Temperature. You will want the temperature to remain about 38-48 degrees at all times. Keep produce in the refrigerator crispers unless you are planning on deliberately ripening the produce items or if you want to use them immediately. With some produce items like avocados, you may want to keep them on the counter until they are ripe, but then return them to cold storage in order to keep them from continuing to ripen to spoilage.
Ethylene gas control. Nearly all shipping containers use Bluapple technology to absorb ethylene gas during shipment, and you should use this same technology at home too! Bluapple® is designed to protect your entire storage space from ethylene gas.
Humidity. Ideal humidity can neither be too dry or too wet. Most plastic bags do not breathe and end up keeping produce too wet from condensation. Micro-pore bags are available but not necessary. We recommend poking a few dozen holes in your standard plastic bags with a fork in order to keep produce humid, but not dripping. Sometimes with items like broccoli, a damp paper towel in the plastic bag can act as a humidity buffer, adding moisture if necessary and absorbing it if there is too much.
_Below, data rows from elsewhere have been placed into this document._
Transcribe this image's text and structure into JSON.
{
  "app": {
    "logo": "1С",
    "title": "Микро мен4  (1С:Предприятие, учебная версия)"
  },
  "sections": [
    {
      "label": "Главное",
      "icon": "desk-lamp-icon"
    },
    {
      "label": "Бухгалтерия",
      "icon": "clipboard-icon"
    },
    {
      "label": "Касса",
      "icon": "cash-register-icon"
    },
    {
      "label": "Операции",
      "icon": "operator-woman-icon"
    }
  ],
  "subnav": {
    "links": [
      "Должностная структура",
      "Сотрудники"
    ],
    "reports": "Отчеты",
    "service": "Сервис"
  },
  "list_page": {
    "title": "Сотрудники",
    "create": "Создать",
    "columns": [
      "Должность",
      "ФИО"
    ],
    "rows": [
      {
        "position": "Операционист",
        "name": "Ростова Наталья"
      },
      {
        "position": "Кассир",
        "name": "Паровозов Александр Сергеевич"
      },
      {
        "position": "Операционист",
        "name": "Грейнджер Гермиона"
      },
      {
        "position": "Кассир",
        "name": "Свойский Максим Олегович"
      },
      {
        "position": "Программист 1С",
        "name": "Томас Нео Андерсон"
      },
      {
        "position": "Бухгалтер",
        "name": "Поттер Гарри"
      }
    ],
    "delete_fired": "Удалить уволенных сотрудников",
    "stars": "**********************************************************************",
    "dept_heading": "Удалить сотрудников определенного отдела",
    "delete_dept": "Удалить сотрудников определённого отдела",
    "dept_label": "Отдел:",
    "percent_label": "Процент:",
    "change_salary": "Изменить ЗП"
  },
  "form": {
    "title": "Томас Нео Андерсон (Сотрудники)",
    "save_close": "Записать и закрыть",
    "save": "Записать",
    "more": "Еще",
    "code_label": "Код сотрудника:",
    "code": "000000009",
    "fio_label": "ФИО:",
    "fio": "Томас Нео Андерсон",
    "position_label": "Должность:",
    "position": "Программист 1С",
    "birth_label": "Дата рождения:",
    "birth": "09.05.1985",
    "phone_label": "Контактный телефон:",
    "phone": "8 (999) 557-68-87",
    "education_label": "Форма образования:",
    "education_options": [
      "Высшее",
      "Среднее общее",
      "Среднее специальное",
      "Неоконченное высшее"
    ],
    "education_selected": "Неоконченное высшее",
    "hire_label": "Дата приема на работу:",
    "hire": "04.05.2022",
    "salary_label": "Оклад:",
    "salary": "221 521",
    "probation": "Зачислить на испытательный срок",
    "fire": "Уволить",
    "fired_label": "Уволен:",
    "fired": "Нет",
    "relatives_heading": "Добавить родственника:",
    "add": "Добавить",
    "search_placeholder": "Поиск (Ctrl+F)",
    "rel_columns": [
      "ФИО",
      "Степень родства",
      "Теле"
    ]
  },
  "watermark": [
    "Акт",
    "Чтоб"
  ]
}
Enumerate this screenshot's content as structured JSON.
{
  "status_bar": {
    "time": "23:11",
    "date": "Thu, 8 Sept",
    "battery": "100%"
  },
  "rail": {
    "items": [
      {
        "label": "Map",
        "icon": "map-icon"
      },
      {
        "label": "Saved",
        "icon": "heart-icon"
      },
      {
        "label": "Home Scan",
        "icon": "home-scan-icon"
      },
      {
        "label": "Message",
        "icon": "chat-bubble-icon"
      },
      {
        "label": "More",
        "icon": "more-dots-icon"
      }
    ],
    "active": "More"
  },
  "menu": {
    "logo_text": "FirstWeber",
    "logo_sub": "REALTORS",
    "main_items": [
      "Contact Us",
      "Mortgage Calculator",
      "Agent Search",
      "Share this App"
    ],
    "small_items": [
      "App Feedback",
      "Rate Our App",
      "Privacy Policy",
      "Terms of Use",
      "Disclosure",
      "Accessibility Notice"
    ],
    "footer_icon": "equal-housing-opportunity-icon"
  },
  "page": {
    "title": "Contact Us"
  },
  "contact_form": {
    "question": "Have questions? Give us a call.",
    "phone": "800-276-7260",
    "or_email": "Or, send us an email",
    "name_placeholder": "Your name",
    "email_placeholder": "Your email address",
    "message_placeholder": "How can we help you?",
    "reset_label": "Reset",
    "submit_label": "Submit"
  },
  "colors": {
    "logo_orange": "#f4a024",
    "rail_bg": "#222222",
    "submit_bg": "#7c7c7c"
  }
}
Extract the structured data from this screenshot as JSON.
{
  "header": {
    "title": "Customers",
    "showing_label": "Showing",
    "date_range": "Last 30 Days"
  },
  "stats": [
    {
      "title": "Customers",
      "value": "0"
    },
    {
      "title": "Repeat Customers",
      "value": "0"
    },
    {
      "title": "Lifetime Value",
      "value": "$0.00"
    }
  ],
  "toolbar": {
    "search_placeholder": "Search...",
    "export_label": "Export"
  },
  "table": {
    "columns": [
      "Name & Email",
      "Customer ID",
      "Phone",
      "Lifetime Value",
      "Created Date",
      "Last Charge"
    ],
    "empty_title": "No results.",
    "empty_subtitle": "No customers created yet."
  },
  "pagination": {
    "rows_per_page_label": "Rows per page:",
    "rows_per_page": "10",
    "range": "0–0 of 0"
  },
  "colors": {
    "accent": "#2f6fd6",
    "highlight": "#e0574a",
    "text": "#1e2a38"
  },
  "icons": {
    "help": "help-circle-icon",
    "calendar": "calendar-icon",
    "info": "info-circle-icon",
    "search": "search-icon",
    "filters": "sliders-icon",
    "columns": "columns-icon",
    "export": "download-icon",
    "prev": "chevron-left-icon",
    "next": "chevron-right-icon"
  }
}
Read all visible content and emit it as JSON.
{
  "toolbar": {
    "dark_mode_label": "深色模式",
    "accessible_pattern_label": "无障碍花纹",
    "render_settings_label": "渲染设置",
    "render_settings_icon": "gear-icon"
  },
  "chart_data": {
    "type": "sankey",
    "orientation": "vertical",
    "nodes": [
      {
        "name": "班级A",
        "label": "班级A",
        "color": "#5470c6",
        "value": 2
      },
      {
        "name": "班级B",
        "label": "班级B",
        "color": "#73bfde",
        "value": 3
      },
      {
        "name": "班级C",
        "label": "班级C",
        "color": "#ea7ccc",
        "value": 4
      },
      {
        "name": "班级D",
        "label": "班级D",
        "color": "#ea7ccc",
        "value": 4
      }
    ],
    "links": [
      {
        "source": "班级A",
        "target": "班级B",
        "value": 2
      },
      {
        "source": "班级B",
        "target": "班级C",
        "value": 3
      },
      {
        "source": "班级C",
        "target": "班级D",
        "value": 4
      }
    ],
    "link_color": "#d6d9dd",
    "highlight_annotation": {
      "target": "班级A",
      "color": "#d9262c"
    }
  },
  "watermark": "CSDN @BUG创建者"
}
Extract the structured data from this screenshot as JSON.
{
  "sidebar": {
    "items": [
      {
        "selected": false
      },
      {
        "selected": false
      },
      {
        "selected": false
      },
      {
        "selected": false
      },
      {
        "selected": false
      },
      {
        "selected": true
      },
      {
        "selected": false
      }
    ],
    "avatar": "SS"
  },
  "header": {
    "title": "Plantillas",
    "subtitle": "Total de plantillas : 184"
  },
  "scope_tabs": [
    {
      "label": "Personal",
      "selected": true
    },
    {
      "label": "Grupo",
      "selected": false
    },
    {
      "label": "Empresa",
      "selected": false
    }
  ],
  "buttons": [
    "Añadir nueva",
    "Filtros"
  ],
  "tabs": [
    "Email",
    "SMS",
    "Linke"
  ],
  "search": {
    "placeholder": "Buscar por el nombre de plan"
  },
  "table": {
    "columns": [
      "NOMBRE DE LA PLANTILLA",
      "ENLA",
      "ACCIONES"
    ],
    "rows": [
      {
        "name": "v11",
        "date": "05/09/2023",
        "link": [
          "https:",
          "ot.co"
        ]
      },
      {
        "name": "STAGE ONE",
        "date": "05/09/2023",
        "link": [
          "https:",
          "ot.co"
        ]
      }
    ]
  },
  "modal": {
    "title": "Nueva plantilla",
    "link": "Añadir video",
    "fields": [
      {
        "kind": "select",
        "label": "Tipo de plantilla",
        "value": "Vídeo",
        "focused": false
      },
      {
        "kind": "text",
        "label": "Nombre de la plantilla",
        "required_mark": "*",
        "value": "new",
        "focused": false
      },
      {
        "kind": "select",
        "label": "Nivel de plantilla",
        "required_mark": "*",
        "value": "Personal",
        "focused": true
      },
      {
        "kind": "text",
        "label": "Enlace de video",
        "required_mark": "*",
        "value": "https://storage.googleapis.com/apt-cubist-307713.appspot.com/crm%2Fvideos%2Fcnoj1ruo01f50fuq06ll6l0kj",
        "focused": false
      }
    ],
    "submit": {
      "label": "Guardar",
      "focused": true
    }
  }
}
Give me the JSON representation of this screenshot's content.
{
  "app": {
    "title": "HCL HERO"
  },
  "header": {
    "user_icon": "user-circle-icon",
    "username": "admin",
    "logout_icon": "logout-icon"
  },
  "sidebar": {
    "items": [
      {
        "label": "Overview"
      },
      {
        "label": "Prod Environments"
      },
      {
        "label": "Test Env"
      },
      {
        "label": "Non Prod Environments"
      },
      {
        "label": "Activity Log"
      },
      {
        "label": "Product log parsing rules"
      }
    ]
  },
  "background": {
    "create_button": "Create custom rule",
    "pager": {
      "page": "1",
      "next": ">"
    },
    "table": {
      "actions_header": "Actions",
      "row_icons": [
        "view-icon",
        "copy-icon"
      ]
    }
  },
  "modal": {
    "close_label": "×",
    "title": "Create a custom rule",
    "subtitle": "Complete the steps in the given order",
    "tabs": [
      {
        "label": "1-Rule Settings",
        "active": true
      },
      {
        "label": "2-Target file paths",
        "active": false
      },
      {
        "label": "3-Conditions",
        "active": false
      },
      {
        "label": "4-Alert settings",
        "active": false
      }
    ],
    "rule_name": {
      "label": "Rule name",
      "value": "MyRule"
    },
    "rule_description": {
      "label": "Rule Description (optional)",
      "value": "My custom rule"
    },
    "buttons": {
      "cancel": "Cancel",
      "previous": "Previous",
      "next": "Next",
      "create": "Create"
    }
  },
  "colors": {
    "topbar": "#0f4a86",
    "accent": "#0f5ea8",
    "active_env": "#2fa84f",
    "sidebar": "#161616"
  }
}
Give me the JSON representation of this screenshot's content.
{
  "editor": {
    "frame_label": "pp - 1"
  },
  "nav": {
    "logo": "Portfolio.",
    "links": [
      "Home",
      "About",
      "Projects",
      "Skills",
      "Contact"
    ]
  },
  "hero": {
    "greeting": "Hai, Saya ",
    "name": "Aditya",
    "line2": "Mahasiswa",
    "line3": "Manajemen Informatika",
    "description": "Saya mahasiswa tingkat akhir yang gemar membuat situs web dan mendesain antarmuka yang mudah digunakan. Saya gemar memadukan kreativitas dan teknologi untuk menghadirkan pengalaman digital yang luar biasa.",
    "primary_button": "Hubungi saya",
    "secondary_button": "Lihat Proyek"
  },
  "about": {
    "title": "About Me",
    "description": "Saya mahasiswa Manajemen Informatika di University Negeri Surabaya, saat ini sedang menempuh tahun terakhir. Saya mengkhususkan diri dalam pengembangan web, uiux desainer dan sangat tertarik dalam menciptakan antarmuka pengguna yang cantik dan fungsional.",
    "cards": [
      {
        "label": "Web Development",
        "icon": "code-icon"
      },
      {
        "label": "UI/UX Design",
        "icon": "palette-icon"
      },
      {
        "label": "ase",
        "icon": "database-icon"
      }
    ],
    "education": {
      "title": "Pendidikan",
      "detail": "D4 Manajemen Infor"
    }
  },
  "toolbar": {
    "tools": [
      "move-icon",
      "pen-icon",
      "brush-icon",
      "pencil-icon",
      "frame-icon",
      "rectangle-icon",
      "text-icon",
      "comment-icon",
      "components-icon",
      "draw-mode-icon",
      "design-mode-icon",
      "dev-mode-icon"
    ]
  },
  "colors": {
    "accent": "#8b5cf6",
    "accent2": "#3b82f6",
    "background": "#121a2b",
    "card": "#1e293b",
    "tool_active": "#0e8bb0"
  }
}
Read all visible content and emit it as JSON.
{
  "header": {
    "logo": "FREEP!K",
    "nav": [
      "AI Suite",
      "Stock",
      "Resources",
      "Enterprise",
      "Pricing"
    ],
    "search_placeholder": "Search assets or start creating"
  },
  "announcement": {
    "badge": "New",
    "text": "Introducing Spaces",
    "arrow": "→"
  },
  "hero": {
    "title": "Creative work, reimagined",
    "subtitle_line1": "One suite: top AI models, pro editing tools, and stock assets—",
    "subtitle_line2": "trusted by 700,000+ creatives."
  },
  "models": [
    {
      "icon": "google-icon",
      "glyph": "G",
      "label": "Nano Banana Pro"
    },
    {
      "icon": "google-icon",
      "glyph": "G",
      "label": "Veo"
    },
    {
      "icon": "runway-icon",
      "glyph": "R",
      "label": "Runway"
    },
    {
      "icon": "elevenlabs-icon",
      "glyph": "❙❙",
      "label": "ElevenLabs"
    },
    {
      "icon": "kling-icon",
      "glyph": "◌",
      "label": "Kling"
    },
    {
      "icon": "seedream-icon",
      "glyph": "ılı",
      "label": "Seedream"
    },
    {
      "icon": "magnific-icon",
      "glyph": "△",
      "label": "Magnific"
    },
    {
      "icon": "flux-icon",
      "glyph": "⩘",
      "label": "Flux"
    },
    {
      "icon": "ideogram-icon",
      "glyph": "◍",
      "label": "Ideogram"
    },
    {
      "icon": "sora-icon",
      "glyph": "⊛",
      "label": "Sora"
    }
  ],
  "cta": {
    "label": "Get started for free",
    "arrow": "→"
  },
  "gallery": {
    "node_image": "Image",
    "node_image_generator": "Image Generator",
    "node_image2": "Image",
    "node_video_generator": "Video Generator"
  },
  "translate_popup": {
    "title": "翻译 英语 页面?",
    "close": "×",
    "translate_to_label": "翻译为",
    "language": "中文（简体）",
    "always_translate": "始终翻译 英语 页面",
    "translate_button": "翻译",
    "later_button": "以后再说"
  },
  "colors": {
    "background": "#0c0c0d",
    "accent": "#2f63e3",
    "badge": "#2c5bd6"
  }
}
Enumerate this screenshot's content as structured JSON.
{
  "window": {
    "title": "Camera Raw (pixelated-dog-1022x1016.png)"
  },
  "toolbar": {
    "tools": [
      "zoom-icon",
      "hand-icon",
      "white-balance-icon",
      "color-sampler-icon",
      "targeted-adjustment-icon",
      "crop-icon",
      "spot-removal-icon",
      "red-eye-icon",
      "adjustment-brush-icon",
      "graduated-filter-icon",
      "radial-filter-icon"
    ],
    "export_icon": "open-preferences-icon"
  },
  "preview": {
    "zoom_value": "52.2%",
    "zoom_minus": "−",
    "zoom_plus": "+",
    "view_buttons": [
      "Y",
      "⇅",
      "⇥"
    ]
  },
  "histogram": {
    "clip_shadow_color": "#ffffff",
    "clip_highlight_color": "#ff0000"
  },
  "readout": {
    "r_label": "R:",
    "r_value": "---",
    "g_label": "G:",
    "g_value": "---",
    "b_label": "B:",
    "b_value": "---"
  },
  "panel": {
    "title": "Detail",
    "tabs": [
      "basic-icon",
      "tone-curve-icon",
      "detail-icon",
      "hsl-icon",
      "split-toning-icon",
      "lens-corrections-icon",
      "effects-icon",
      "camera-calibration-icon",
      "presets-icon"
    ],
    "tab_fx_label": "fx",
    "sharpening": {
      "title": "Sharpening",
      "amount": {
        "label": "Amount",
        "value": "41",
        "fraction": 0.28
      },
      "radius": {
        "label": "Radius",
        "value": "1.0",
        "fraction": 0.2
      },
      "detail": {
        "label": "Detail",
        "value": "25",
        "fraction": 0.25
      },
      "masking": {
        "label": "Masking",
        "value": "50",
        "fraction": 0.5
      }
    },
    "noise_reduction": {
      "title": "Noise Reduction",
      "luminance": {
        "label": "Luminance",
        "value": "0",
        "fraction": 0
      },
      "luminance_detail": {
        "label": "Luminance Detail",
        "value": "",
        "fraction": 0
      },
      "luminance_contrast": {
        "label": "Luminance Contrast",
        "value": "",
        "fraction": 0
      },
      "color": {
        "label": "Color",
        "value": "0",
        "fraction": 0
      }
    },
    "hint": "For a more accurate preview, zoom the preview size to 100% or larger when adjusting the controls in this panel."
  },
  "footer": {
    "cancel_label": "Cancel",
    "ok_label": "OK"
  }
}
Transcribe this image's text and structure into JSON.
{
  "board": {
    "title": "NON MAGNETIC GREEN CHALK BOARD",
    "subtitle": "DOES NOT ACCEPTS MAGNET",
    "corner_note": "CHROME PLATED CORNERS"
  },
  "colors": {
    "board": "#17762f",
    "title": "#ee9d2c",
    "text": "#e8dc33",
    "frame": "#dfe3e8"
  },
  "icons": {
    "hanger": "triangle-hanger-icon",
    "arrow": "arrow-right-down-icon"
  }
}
Remember, neglecting even one the essential elements can ruin successful produce storage. For example, if your produce is kept cool, and ethylene gas is controlled with Bluapple®, but condensation forms inside your plastic storage bags . . . well, we all have had the experience of opening up a bag of soggy onions or cauliflower. Similarly, poor temperature control or absent ethylene gas control will also sabotage successful produce storage efforts.